■ **EXTRACTED MATERIAL**:
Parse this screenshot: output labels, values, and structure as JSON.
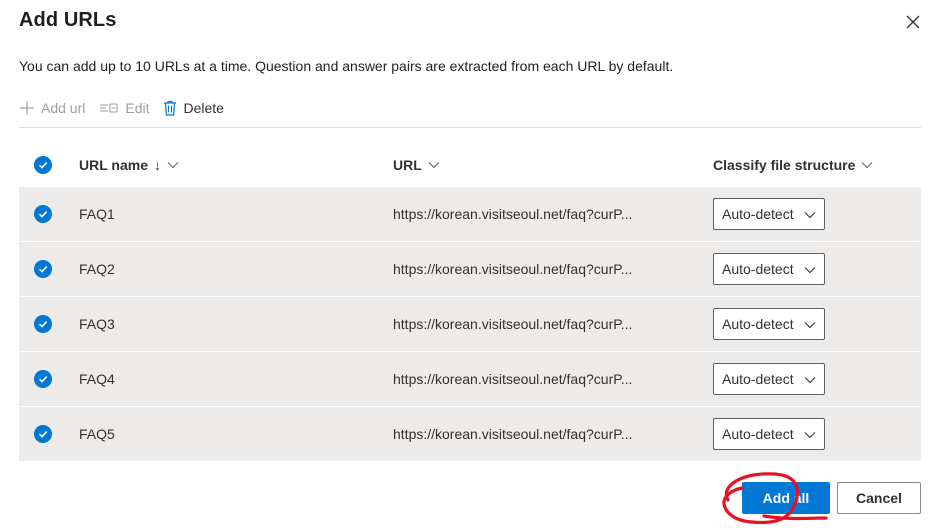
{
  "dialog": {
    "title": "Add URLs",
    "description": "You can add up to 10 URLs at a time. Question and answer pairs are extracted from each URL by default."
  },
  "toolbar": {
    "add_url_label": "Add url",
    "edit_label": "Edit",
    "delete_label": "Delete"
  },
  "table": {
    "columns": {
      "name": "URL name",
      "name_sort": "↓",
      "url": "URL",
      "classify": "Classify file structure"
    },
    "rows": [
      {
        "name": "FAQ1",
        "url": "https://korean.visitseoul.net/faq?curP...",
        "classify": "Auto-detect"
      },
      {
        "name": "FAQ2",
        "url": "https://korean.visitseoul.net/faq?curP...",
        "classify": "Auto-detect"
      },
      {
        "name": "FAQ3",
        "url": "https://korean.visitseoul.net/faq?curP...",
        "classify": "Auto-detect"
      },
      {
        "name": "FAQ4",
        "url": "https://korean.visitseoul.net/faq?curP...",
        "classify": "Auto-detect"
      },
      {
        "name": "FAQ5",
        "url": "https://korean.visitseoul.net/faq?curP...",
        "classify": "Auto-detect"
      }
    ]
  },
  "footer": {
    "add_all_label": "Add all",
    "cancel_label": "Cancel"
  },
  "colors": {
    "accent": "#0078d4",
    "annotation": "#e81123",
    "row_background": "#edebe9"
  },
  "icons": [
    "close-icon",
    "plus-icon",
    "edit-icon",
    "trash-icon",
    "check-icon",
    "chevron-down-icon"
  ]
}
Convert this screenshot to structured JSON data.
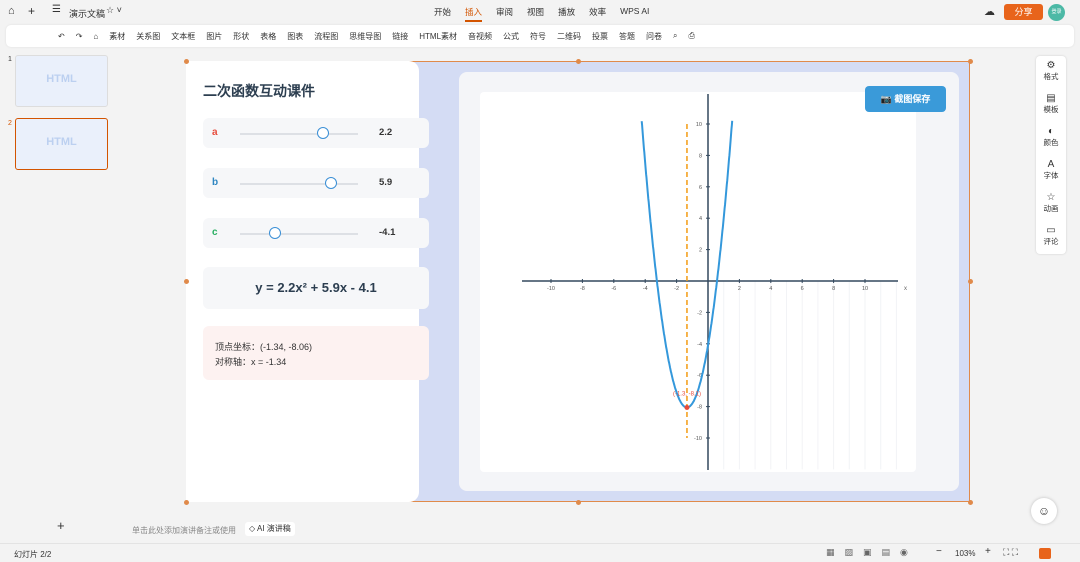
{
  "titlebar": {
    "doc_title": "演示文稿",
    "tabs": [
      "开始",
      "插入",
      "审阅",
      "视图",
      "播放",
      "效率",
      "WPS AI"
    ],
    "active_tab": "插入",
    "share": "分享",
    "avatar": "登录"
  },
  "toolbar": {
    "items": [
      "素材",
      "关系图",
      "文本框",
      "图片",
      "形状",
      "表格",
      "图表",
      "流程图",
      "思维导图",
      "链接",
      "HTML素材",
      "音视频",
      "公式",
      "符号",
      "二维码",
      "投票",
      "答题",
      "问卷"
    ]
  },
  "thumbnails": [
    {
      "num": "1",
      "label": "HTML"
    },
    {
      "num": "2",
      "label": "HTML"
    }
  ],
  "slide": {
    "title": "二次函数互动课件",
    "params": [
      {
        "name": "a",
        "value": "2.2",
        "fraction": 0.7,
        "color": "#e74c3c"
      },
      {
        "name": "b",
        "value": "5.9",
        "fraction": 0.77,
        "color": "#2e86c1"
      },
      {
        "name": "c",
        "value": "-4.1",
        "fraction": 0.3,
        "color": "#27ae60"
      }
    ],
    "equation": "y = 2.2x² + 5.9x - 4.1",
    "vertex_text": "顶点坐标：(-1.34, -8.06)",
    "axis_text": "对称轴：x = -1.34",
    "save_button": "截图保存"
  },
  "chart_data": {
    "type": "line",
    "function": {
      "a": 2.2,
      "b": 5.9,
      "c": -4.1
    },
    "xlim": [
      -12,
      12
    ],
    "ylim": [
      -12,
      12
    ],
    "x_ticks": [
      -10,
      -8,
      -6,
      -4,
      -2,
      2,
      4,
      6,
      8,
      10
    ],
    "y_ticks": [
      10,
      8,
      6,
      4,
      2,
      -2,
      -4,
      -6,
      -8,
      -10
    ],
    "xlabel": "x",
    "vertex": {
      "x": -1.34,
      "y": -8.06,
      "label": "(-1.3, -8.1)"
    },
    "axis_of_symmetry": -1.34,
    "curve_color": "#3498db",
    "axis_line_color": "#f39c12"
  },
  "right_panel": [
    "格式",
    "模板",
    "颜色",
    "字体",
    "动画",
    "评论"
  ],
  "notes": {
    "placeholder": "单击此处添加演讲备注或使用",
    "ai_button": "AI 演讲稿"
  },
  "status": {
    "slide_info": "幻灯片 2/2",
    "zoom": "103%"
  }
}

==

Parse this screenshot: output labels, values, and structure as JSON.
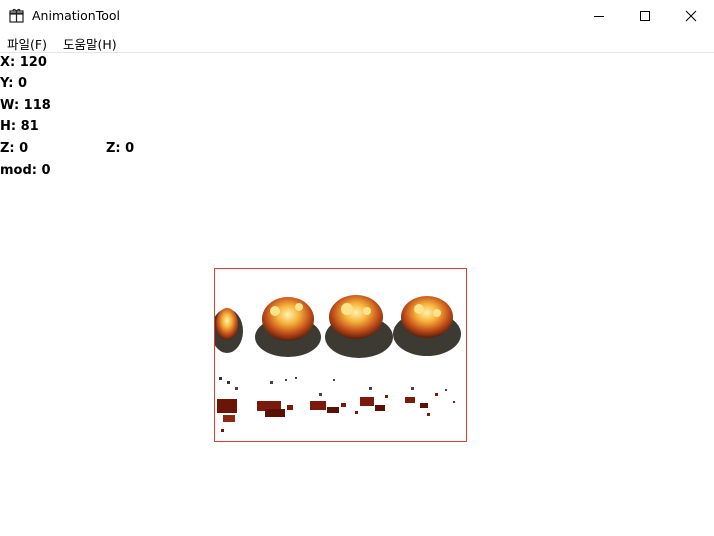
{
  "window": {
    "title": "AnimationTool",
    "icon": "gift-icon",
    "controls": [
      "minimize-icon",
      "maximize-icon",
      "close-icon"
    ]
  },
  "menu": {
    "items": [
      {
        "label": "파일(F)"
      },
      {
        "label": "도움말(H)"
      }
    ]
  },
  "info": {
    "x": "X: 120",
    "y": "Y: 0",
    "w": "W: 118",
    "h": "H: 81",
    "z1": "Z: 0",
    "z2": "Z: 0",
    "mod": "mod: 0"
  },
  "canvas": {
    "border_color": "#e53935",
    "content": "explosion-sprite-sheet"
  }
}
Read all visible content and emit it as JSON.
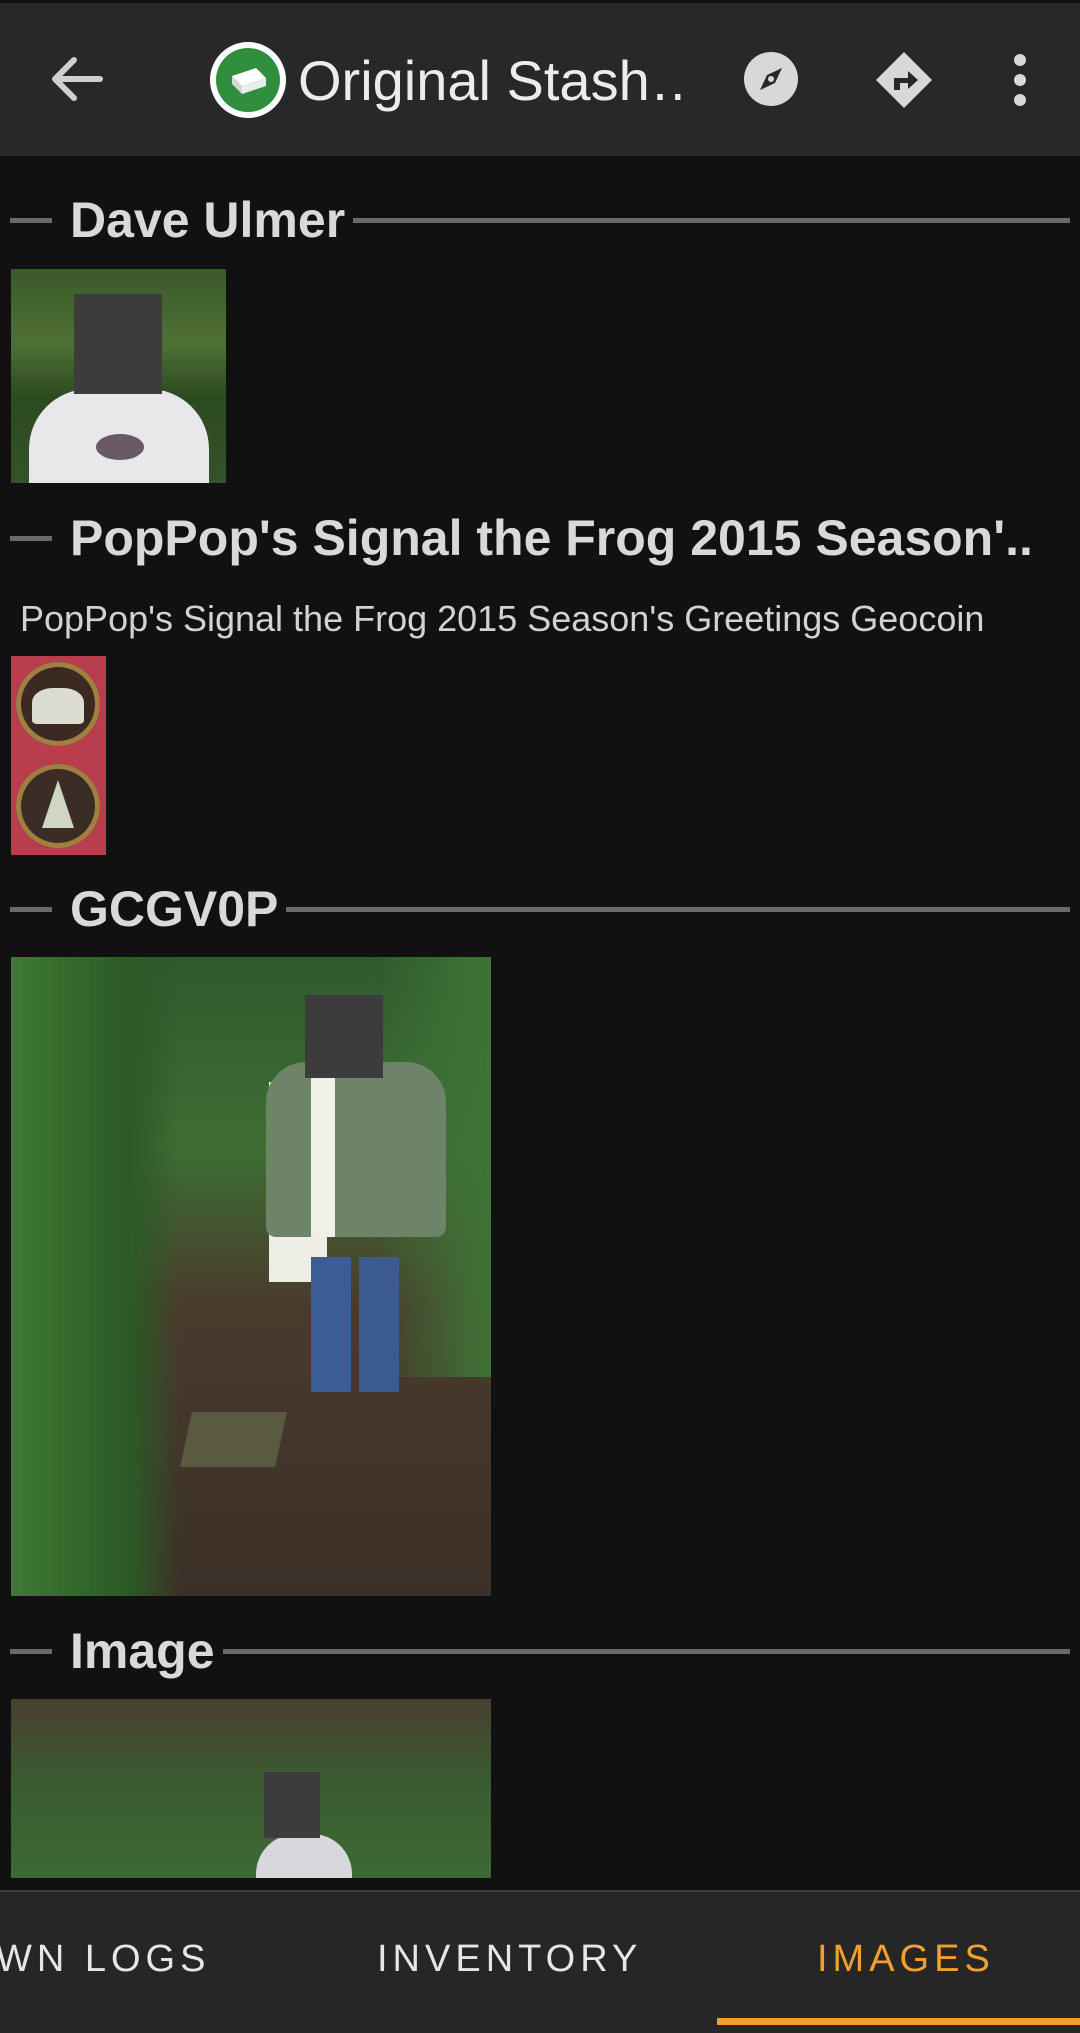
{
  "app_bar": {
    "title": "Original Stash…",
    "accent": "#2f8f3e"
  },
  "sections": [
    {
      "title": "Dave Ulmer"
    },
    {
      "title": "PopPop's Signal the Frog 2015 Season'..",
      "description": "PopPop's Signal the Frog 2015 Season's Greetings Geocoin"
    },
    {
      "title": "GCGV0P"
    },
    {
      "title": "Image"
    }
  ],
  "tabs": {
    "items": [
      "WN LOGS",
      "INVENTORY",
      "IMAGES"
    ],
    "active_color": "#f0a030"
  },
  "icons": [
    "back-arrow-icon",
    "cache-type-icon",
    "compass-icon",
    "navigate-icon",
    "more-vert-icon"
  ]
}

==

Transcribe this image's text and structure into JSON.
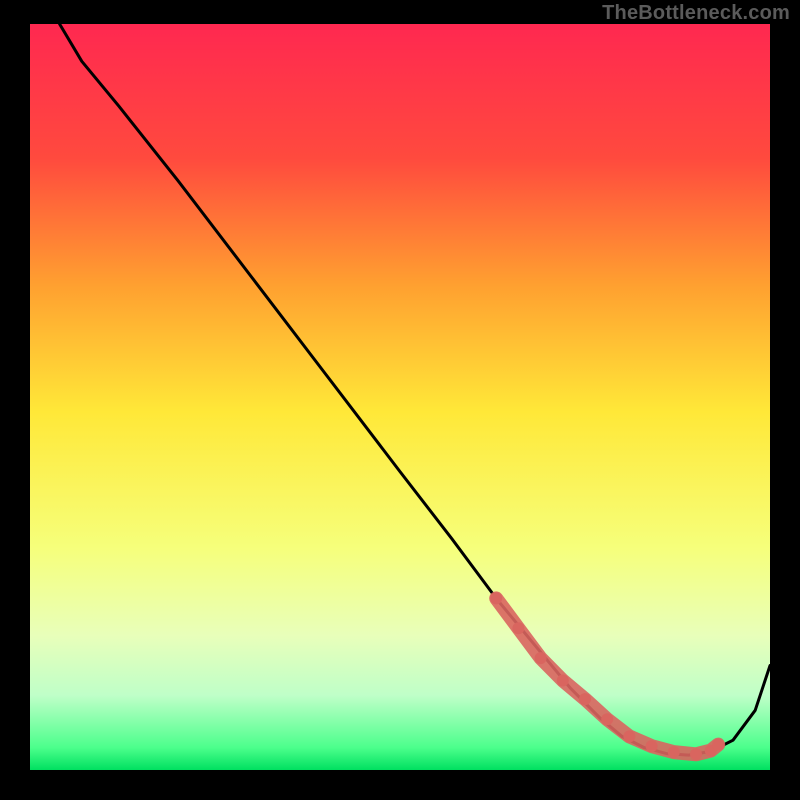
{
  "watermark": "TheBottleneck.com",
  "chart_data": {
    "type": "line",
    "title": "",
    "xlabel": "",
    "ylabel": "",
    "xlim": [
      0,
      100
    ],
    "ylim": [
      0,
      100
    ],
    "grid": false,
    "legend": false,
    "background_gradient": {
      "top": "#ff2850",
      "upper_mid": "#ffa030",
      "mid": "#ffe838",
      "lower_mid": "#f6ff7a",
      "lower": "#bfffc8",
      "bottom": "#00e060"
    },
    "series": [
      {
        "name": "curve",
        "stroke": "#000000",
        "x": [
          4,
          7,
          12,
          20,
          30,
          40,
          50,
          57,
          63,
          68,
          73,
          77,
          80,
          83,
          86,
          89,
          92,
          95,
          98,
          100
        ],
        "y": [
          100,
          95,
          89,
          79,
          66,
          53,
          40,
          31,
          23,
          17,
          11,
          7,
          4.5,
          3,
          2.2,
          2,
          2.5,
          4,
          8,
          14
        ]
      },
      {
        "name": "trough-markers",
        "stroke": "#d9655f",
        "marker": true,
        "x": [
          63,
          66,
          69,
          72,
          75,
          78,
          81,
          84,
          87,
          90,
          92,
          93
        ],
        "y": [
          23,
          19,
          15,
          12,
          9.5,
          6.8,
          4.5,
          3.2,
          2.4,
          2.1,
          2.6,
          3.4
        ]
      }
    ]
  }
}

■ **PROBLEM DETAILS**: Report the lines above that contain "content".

■ **COMPLETED EXERCISE**:
    "content": "explosion-sprite-sheet"
Read all visible content and emit it as JSON.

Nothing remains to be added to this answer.